The SEC is seeking injunctions, disgorgement, prejudgment interest, penalties, and penny stock bars from Beaufort and Kyriacou. With respect to Hirschy, Mancino, and their corporate entities, the SEC is seeking injunctions, disgorgement, prejudgment interest, penalties, penny stock bars, and an officer-and-director bar against Mancino.
Voya Advisors to Pay $3.6M for Failing to Disclose Conflicts of Interest
The SEC charged two investment advisor subsidiaries of Voya Holdings Inc. with failing to disclose conflicts of interest and making misleading disclosures in connection with their practice of recalling securities on loan so their affiliates could receive tax benefits.
The advisors agreed to pay approximately $3.6 million to settle the charges, including more than $2 million directly to the affected mutual funds for the benefit of their investors.

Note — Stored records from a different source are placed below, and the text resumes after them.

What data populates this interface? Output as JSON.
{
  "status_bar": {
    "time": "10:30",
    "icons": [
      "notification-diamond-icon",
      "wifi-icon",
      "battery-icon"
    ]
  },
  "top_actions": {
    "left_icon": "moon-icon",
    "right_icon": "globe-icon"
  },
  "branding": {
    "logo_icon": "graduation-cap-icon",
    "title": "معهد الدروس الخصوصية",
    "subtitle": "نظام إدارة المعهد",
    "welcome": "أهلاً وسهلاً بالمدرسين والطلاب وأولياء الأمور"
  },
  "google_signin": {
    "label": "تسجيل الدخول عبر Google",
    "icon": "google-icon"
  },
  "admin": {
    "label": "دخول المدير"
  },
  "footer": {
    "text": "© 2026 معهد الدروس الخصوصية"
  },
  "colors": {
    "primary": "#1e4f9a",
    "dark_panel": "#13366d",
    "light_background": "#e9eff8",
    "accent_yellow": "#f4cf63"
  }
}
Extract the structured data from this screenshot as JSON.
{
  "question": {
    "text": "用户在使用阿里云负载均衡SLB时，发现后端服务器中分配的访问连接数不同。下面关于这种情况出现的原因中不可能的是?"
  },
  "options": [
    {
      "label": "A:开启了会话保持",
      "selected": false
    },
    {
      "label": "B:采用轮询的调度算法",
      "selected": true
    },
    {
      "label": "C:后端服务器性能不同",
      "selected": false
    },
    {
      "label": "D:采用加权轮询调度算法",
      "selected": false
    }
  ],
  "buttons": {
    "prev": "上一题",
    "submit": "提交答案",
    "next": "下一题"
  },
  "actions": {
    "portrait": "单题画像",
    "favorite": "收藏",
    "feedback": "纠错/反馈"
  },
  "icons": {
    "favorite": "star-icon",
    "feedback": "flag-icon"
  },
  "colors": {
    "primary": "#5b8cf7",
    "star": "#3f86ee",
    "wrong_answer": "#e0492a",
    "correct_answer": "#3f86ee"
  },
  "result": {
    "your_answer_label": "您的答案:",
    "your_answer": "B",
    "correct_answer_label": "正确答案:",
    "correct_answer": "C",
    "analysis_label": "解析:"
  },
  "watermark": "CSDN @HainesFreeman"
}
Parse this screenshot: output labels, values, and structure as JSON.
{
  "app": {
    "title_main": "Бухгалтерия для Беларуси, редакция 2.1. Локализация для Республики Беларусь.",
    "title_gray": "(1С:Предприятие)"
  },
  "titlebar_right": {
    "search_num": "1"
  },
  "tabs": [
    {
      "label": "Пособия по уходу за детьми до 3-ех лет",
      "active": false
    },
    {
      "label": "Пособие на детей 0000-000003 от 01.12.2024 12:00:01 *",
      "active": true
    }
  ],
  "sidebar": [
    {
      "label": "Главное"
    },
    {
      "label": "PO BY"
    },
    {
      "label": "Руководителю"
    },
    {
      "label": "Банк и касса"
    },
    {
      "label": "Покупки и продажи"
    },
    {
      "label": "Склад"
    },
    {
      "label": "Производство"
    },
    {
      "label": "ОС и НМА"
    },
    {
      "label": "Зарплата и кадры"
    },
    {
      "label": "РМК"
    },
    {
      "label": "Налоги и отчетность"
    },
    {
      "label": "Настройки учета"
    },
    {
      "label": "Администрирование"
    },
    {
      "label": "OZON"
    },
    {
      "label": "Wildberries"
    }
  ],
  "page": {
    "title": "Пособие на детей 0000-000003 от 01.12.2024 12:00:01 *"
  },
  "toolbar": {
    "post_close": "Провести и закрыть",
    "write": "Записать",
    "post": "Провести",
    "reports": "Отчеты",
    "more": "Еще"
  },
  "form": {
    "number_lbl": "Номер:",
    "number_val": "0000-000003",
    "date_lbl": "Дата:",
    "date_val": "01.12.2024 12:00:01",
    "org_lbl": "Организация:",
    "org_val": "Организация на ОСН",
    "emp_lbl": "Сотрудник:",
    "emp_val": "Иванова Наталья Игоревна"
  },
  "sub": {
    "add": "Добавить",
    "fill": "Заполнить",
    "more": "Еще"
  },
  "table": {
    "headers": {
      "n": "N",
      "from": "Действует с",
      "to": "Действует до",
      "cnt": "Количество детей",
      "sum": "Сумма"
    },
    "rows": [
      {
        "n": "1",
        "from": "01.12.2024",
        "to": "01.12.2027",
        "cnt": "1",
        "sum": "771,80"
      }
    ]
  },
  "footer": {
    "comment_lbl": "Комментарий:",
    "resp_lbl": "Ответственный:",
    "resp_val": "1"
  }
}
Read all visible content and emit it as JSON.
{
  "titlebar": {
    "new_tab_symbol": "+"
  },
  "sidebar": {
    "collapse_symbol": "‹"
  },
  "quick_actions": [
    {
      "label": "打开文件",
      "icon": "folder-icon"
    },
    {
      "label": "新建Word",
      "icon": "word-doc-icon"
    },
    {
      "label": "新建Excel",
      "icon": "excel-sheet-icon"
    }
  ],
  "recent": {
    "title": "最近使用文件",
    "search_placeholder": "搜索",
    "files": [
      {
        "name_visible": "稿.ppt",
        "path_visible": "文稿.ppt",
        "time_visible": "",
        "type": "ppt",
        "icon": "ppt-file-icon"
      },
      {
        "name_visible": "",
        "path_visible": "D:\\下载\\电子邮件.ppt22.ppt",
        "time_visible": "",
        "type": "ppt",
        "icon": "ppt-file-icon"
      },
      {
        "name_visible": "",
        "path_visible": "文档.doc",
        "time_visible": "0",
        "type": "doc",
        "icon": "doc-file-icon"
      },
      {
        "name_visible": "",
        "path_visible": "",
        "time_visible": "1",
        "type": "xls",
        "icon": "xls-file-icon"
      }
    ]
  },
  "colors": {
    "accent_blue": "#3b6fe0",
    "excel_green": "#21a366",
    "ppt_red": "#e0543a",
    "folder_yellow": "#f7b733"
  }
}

That settlement amount is “a fairly large sum for this type of case,” said Tod Cipperman of Cipperman Compliance Services in an email to ThinkAdvisor. “Voya did disclose that it would engage in securities lending in its discretion and disclosed to the Board that affiliates could benefit from the tax deduction. The SEC asserts that the disclosure didn’t go quite far enough.”
According to the SEC’s order, Voya Investments and Directed Services served as investment advisors to certain insurance-dedicated mutual funds offered to annuity and life insurance customers through insurance companies affiliated with the advisors.
In order to generate additional income for the mutual funds and their investors, the Voya advisors lent securities held by the funds to parties looking to borrow the securities. The Voya advisors recalled loaned securities before their dividend record dates so that the advisors’ insurance company affiliates, who were the record shareholders of the funds’ shares, could receive a tax benefit based on the dividends received. But, as the order explains, the recall practice caused the funds and their investors to lose securities lending income without receiving any offsetting tax benefit.
The order found that the Voya advisors failed to disclose the conflict of interest to the funds’ board of directors or in the funds’ prospectuses.
“Generally, in disclosure cases, courts ask whether investors relied on the disclosure or would have made a different investment decision with full disclosure,” Cipperman continued. “[In this case,] the SEC applies a strict liability standard, arguing that the lack of disclosure and conflict of interest is a per se violation of the Advisers Act. This looks like the kind of ‘broken windows’ case that the [former chair] Mary Jo White SEC used to bring.”
The Voya advisor affiliates agreed to be censured and consented to the entry of the SEC’s order. The Voya advisors agreed to cease and desist from committing any further violations, and neither admitted nor denied the findings.
Investment Advisor Barred, Fined for Cheating Clients in Cherry-Picking Scheme
The SEC announced settled charges against an Austin, Texas-based investment advisor for defrauding his clients through a “cherry-picking” scheme.
The advisor, Robert Mark Magee, who is the principal, sole owner and sole employee of Valor Capital Asset Management, agreed to be banned from the securities industry and pay more than $715,000 to resolve the charges.
According to the SEC’s order, for almost three years, Magee traded securities in Valor’s omnibus account but waited to allocate the trades to client accounts until after the securities’ performance changed over the course of the day.